In 1918, SA Test cricketer Jacobus Petrus (JP) Duminy was a 21-year old student in mathematics at the newly inaugurated University of Cape Town when disaster struck.
In an interview with Howard Philips in 1978, he recalled: “My father was a veldkornet, an officer appointed by the government to do registrations of birth and deaths, among other things. And I could see people coming in, I could see through my window, coming in one after one, sometimes in klompies [clusters], groups of three, four, five, to come and register deaths. At one time there must have been a queue of 16, 17, 18 people outside his little office for the district [of] Tygerberg.
“And he told me: I did not see them actually dying while standing in the queue, but he told me that two, I can remember, who had dropped down and he brought them into his office and there they died. How they managed to move I don’t know because you feel — well, I felt — as weak as a kitten. Anyway, there they were. And it was day after day, day after day, just registering deaths.”
Just as Covid-19 will leave an indelible imprint on this generation’s collective memory, so too did the “Black October” of 1918, six weeks in which about 6% (300,000 to 350,000) of SA’s population died. Duminy’s harrowing account of the time echoes similar experiences today, first in China and then Italy and Spain and even the wealthiest country on earth, the US.
It is difficult not to lose perspective when our world is turned upside down. What seemed absurd yesterday has become the new normal. Vladimir Lenin summarised it best: “There are decades where nothing happens; and there are weeks where decades happen.”

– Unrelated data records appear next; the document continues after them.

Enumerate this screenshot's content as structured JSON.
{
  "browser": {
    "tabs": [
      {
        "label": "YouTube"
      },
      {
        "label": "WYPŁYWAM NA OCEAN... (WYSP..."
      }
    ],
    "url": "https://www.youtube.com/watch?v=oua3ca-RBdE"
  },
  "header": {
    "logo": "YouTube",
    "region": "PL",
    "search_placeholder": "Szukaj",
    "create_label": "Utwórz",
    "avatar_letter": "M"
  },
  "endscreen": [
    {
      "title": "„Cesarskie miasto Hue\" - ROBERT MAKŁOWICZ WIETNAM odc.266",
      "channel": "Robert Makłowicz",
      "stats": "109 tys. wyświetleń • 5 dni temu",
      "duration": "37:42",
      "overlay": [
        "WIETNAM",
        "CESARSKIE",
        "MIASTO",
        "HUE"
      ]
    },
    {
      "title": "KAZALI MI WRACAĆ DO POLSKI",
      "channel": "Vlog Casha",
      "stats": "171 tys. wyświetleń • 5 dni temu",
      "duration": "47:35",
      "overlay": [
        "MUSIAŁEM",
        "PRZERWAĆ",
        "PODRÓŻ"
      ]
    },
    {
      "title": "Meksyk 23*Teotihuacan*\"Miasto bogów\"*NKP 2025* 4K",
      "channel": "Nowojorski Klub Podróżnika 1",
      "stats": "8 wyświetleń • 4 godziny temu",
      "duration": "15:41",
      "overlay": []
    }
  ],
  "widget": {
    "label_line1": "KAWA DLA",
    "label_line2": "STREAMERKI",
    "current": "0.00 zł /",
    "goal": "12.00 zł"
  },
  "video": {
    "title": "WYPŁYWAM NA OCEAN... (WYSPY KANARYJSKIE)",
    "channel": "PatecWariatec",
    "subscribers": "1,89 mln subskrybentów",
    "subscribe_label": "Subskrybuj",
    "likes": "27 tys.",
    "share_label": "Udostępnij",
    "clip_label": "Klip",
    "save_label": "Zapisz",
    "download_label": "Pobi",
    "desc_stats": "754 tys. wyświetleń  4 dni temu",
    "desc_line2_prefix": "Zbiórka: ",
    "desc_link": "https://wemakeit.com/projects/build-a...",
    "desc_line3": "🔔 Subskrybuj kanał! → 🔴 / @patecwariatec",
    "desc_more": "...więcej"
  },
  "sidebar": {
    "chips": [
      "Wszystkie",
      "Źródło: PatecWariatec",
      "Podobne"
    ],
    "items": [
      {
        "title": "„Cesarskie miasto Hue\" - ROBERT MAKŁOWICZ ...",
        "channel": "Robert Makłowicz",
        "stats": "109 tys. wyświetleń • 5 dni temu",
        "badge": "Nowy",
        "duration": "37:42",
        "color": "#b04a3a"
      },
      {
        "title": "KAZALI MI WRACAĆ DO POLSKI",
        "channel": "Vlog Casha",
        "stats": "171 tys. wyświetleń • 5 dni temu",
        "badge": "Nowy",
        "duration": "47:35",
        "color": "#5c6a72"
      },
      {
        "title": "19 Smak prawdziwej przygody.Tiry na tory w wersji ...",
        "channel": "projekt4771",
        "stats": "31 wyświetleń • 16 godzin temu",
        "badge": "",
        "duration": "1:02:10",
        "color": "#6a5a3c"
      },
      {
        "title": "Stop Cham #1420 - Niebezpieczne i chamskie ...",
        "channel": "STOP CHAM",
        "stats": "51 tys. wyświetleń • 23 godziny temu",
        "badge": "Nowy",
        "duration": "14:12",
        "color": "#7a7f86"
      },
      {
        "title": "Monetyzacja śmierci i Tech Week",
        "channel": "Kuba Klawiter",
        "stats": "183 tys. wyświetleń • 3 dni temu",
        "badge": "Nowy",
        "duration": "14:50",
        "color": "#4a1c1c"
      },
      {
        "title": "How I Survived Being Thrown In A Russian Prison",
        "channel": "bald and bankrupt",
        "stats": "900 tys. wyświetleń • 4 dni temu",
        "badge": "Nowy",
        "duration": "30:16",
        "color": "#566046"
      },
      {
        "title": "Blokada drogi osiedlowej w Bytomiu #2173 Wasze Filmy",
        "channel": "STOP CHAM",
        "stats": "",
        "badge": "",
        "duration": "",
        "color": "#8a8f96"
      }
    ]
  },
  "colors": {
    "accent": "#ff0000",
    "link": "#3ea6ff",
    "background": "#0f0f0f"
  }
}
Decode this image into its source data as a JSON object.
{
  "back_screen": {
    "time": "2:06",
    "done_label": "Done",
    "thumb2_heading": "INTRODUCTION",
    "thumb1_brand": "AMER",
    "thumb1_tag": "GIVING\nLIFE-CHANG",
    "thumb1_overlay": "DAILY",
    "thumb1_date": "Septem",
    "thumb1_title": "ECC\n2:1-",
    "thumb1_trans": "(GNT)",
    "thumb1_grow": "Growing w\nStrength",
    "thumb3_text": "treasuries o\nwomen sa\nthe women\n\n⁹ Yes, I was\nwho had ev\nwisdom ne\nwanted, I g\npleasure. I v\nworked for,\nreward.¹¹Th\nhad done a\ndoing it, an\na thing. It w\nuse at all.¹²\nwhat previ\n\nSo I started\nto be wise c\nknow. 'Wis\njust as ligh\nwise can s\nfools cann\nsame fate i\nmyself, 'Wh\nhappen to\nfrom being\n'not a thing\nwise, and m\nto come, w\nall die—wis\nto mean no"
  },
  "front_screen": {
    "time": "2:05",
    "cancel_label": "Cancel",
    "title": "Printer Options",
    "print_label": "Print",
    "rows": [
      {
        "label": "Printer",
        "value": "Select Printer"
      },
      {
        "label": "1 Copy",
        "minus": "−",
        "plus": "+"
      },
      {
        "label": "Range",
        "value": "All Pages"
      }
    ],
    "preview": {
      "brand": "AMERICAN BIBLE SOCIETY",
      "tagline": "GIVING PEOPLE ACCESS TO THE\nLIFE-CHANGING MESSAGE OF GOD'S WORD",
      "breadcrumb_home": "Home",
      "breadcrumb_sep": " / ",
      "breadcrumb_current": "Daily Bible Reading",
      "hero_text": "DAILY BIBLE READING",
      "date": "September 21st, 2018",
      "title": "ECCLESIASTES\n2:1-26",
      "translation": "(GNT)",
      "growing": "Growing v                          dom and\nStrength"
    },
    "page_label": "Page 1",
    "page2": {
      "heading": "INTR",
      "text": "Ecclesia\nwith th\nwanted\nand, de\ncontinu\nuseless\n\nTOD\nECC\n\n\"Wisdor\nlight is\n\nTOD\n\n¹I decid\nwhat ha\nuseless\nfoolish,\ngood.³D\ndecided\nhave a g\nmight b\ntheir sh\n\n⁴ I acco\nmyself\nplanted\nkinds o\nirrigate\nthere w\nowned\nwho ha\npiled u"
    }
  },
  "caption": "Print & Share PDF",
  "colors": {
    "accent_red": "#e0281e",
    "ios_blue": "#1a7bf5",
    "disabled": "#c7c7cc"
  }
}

But perspective is often the best antidote to a crisis. It was the historian William McNeill, in his famous 1976 book Plagues and Peoples, who first suggested that human history can be described as an everlasting struggle between people and microbes. He argued, for example, that the fall of the Roman empire could be attributed to the Plague of Cyprian in 251AD, a plague in which about half the population died. Pandemics like these, McNeill argues, left the empire with a population too small to support its large military and state bureaucracy.
Indeed, disease has shaped the course of human history, now and in the past. The good news is that we are getting better — much better — at dealing with it. Here is a slightly paraphrased version of economic historian Joel Mokyr’s message to his students last week:
Never forget that the basis of our prosperity is technology and the science on which it is based. And our knowledge base today is vastly more resilient than before. Not only will this knowledge base not disappear after the current crisis, but it will actually provide some insurance against the next epidemic. Research will be refocused on molecular virology, computational genomics … so that the next microbe to try something as this will be zapped even faster. We have been winning the war against microbes, but we are dealing with a stubborn and protean enemy.
“To put things in perspective, the identification of the influenza virus as the cause of the great epidemic of 1918 did not occur till 1933. Now we had the gene sequenced within weeks. The way it works is that we throw things at them that work for a while, then we need to recalibrate. But my point is: we are getting better and better at this recalibration.
This is not the first time humans have battled microbes, and it won’t be the last. SA scientists, too, have a valuable contribution to make. Many are tackling the crisis in their laboratories and in hospital. Others, such as my team and I, turn to history. For the last three years, as part of the Biography of an Uncharted People project at Stellenbosch University, I have co-ordinated a team of researchers who have carefully transcribed the death notices of those who died between 1915 and 1920 in five, representative Cape Province towns. These are the records Jacobus Duminy’s father was compiling as veldkornet in Bellville.
Though the research is still continuing, Master’s student Jonathan Jayes and I compared the deaths by age and race group for Spanish flu deaths vs all other deaths in 1918. The violin plots show at what age most people died and what is striking is the number of young children and, notably, working-age adults. Even from just these basic descriptive results, we can already see that the Spanish flu is vastly different from Covid-19, which tends to target older people.
There were also large differences by race group: while most coloured and black deaths were under the age of 30, most white deaths were above the age of 30. Income levels, population density and other factors contribute to explaining these differences. Analysing these records further could provide fascinating insights into how disease spreads within a network and how current government policy could best contain such a spread.
Almost exactly a century after the Spanish flu swept through SA, Covid-19 has us in lockdown. The good news is that our knowledge, which has expanded remarkably over the last century, makes us better prepared this time. As Joel Mokyr would say: “The war between humans and microbes is never-ending; we have knowledge, they have evolution.” As long as we keep investing in science, strengthening our knowledge base, we will triumph.
*This article first appeared on Business Day Live, 30 March 2020, as ‘The war on microbes – we are getting better at it’.